■ To do:
What you return should match the data below exactly, line for line.

■ Entries shown:
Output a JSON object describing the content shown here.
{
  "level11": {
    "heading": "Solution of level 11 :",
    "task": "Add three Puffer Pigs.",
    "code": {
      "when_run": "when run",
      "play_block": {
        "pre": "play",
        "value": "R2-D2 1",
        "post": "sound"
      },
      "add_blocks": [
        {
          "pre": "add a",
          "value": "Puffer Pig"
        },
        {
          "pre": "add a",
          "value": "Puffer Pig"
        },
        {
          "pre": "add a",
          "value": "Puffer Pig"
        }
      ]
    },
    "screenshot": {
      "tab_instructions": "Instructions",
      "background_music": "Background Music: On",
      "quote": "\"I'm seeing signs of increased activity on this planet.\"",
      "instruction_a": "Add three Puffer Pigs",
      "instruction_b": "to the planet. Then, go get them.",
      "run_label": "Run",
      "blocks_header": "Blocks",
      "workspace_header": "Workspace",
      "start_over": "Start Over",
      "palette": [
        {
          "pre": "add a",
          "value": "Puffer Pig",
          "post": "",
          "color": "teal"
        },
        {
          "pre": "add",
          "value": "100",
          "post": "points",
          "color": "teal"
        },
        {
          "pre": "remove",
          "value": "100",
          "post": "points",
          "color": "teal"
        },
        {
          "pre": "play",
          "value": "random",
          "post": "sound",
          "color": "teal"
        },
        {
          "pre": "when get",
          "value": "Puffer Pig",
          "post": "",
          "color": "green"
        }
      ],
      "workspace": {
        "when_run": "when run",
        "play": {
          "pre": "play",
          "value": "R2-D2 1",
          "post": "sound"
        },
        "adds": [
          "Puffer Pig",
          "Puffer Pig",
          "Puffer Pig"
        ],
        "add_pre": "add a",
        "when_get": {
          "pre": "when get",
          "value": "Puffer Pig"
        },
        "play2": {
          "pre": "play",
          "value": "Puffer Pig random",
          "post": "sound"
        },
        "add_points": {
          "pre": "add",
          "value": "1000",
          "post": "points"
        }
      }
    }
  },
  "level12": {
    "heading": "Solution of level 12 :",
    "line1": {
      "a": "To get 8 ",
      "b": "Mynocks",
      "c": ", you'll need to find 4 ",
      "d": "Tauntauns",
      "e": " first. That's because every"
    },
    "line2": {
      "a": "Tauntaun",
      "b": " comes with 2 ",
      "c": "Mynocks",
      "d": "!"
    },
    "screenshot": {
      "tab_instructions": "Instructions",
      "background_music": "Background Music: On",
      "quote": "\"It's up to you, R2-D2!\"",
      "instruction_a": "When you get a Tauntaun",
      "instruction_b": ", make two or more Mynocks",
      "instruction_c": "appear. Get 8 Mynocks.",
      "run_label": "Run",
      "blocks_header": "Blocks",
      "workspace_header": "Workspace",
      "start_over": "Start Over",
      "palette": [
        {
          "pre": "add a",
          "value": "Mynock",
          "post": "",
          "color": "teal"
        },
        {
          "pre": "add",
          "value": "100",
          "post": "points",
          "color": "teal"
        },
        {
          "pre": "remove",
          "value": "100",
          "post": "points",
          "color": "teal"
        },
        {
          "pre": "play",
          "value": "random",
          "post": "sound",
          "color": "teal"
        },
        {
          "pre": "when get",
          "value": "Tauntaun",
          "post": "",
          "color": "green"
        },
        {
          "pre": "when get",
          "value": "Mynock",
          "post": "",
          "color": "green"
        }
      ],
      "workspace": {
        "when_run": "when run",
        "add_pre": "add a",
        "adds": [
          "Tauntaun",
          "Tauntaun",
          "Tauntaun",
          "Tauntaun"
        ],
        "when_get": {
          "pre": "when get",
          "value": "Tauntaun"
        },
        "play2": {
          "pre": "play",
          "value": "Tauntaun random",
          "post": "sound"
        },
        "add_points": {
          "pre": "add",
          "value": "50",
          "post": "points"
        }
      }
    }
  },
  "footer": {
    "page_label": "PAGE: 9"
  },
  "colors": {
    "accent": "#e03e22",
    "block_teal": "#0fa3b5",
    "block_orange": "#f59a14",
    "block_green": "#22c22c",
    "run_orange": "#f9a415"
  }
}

■ Written response:
Output a JSON object describing the content shown here.
{
  "level11": {
    "heading": "Solution of level 11 :",
    "task": "Add three Puffer Pigs.",
    "code": {
      "when_run": "when run",
      "play_block": {
        "pre": "play",
        "value": "R2-D2 1",
        "post": "sound"
      },
      "add_blocks": [
        {
          "pre": "add a",
          "value": "Puffer Pig"
        },
        {
          "pre": "add a",
          "value": "Puffer Pig"
        },
        {
          "pre": "add a",
          "value": "Puffer Pig"
        }
      ]
    },
    "screenshot": {
      "tab_instructions": "Instructions",
      "background_music": "Background Music: On",
      "quote": "\"I'm seeing signs of increased activity on this planet.\"",
      "instruction_a": "Add three Puffer Pigs",
      "instruction_b": "to the planet. Then, go get them.",
      "run_label": "Run",
      "blocks_header": "Blocks",
      "workspace_header": "Workspace",
      "start_over": "Start Over",
      "palette": [
        {
          "pre": "add a",
          "value": "Puffer Pig",
          "post": "",
          "color": "teal"
        },
        {
          "pre": "add",
          "value": "100",
          "post": "points",
          "color": "teal"
        },
        {
          "pre": "remove",
          "value": "100",
          "post": "points",
          "color": "teal"
        },
        {
          "pre": "play",
          "value": "random",
          "post": "sound",
          "color": "teal"
        },
        {
          "pre": "when get",
          "value": "Puffer Pig",
          "post": "",
          "color": "green"
        }
      ],
      "workspace": {
        "when_run": "when run",
        "play": {
          "pre": "play",
          "value": "R2-D2 1",
          "post": "sound"
        },
        "adds": [
          "Puffer Pig",
          "Puffer Pig",
          "Puffer Pig"
        ],
        "add_pre": "add a",
        "when_get": {
          "pre": "when get",
          "value": "Puffer Pig"
        },
        "play2": {
          "pre": "play",
          "value": "Puffer Pig random",
          "post": "sound"
        },
        "add_points": {
          "pre": "add",
          "value": "1000",
          "post": "points"
        }
      }
    }
  },
  "level12": {
    "heading": "Solution of level 12 :",
    "line1": {
      "a": "To get 8 ",
      "b": "Mynocks",
      "c": ", you'll need to find 4 ",
      "d": "Tauntauns",
      "e": " first. That's because every"
    },
    "line2": {
      "a": "Tauntaun",
      "b": " comes with 2 ",
      "c": "Mynocks",
      "d": "!"
    },
    "screenshot": {
      "tab_instructions": "Instructions",
      "background_music": "Background Music: On",
      "quote": "\"It's up to you, R2-D2!\"",
      "instruction_a": "When you get a Tauntaun",
      "instruction_b": ", make two or more Mynocks",
      "instruction_c": "appear. Get 8 Mynocks.",
      "run_label": "Run",
      "blocks_header": "Blocks",
      "workspace_header": "Workspace",
      "start_over": "Start Over",
      "palette": [
        {
          "pre": "add a",
          "value": "Mynock",
          "post": "",
          "color": "teal"
        },
        {
          "pre": "add",
          "value": "100",
          "post": "points",
          "color": "teal"
        },
        {
          "pre": "remove",
          "value": "100",
          "post": "points",
          "color": "teal"
        },
        {
          "pre": "play",
          "value": "random",
          "post": "sound",
          "color": "teal"
        },
        {
          "pre": "when get",
          "value": "Tauntaun",
          "post": "",
          "color": "green"
        },
        {
          "pre": "when get",
          "value": "Mynock",
          "post": "",
          "color": "green"
        }
      ],
      "workspace": {
        "when_run": "when run",
        "add_pre": "add a",
        "adds": [
          "Tauntaun",
          "Tauntaun",
          "Tauntaun",
          "Tauntaun"
        ],
        "when_get": {
          "pre": "when get",
          "value": "Tauntaun"
        },
        "play2": {
          "pre": "play",
          "value": "Tauntaun random",
          "post": "sound"
        },
        "add_points": {
          "pre": "add",
          "value": "50",
          "post": "points"
        }
      }
    }
  },
  "footer": {
    "page_label": "PAGE: 9"
  },
  "colors": {
    "accent": "#e03e22",
    "block_teal": "#0fa3b5",
    "block_orange": "#f59a14",
    "block_green": "#22c22c",
    "run_orange": "#f9a415"
  }
}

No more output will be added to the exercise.